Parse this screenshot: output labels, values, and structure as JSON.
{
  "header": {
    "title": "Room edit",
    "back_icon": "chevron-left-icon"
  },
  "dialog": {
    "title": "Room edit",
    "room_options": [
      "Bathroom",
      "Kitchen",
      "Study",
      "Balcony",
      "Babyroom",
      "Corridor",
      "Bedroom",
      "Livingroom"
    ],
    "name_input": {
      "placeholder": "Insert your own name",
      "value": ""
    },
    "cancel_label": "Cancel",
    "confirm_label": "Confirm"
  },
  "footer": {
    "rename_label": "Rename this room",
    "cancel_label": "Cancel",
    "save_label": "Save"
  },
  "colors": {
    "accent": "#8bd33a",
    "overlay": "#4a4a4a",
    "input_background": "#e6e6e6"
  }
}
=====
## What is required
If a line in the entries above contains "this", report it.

## Answer section
Parse this screenshot: output labels, values, and structure as JSON.
    "rename_label": "Rename this room",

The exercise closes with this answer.